* [WHAT THE EXERCISE ASKS]:
Copy out all lines from the material that contain the string "sent".

* [DATA]:
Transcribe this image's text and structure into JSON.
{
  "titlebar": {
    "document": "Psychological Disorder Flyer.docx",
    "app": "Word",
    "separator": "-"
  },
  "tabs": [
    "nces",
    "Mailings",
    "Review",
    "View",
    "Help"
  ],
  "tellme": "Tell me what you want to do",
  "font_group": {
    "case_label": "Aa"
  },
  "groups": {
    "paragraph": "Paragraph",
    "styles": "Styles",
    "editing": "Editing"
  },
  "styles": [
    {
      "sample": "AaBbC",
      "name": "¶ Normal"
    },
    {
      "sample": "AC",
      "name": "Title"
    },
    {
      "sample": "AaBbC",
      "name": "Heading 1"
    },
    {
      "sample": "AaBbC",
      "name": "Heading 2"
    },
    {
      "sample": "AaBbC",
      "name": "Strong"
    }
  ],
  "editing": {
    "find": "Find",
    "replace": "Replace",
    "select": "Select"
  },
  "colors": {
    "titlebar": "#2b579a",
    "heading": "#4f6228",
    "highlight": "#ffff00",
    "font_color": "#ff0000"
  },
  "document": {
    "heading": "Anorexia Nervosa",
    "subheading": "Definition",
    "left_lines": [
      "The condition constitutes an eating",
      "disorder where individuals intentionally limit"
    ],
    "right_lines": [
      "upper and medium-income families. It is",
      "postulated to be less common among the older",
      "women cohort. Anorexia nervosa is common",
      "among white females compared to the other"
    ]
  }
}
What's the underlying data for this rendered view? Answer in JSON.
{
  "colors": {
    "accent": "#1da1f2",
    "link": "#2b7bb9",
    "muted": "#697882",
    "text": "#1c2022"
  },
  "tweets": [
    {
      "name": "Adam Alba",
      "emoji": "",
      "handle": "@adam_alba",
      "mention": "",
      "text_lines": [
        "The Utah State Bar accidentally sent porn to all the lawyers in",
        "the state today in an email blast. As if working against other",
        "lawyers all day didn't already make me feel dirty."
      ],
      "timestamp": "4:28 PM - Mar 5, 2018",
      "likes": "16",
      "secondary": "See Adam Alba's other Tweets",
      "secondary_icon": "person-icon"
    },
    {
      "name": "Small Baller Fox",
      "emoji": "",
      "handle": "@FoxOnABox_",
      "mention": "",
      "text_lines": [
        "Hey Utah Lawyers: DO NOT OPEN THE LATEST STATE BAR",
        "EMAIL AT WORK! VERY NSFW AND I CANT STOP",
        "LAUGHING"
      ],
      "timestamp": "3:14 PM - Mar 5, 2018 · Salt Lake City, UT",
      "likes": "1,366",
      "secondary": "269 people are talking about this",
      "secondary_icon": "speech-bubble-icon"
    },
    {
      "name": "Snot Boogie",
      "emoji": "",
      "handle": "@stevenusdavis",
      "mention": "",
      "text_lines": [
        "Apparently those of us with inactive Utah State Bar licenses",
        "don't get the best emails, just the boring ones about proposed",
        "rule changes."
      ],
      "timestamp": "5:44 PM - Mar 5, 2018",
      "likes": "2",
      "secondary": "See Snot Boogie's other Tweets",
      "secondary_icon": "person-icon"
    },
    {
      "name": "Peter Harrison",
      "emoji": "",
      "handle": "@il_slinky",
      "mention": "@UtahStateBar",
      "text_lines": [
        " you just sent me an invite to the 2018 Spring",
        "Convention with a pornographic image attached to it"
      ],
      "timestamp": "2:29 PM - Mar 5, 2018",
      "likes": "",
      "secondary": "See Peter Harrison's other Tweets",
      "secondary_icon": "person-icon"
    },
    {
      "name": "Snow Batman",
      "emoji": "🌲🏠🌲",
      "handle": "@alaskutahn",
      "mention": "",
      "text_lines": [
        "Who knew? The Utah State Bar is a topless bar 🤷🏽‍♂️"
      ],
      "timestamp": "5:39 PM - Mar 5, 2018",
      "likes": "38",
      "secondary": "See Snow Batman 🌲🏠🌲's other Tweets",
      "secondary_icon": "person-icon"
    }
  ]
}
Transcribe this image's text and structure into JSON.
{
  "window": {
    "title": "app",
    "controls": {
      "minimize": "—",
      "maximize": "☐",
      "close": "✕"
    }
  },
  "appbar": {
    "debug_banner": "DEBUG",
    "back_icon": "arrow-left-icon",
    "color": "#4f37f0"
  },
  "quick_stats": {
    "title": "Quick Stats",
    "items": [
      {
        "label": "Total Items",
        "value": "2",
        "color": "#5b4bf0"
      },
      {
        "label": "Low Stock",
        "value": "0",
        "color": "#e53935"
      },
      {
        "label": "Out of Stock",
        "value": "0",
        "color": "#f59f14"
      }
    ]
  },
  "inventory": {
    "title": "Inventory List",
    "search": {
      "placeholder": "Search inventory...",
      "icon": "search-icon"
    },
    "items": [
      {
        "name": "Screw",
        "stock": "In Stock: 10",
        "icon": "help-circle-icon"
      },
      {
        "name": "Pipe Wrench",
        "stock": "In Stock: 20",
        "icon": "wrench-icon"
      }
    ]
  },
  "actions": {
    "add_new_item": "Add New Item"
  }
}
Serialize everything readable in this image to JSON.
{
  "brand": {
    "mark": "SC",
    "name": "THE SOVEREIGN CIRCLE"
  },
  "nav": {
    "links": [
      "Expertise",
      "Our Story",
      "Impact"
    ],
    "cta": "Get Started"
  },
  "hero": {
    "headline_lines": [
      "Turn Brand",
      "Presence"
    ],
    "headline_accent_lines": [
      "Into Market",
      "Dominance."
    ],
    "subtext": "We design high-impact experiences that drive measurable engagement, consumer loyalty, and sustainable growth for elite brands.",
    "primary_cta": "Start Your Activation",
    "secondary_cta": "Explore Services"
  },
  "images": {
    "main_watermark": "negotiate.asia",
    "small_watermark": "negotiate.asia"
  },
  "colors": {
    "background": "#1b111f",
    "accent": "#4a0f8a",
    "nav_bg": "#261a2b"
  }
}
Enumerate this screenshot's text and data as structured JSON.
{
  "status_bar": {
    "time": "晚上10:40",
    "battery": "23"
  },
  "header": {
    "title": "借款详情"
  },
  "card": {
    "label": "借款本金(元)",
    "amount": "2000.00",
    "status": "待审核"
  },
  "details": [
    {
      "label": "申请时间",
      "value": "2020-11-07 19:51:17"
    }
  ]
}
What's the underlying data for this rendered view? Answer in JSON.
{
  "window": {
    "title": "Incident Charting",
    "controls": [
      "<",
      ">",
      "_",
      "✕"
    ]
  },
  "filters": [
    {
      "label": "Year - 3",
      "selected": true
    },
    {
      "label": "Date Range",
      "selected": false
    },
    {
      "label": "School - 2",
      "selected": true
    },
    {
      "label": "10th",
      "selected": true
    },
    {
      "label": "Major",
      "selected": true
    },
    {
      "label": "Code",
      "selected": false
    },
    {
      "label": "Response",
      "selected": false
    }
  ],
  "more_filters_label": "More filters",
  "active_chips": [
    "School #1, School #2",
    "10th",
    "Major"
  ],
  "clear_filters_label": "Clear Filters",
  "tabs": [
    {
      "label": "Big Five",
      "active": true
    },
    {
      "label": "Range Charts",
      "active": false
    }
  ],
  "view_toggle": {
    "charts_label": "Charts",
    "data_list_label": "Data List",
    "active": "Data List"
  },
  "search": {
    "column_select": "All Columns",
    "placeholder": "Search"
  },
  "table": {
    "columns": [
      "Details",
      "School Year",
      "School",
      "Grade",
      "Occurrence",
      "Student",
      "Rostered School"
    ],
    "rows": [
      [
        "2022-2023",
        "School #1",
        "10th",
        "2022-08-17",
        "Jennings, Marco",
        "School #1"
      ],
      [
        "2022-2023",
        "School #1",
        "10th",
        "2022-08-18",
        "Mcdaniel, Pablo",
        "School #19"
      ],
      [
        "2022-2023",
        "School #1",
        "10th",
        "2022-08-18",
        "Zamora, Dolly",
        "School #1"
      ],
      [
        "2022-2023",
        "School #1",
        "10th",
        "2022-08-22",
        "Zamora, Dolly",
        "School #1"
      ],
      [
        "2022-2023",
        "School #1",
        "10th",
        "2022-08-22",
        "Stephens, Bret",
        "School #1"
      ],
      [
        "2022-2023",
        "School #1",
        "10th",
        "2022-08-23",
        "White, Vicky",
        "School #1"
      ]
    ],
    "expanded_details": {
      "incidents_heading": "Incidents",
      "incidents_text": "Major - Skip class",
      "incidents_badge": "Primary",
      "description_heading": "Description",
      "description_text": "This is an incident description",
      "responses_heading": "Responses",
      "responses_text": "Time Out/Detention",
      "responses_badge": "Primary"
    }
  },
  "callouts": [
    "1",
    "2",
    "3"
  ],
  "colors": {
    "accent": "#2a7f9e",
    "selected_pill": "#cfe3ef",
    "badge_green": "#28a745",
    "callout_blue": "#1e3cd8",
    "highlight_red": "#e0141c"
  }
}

* [REPLY TO THE TASK]:
        "The Utah State Bar accidentally sent porn to all the lawyers in",
        " you just sent me an invite to the 2018 Spring",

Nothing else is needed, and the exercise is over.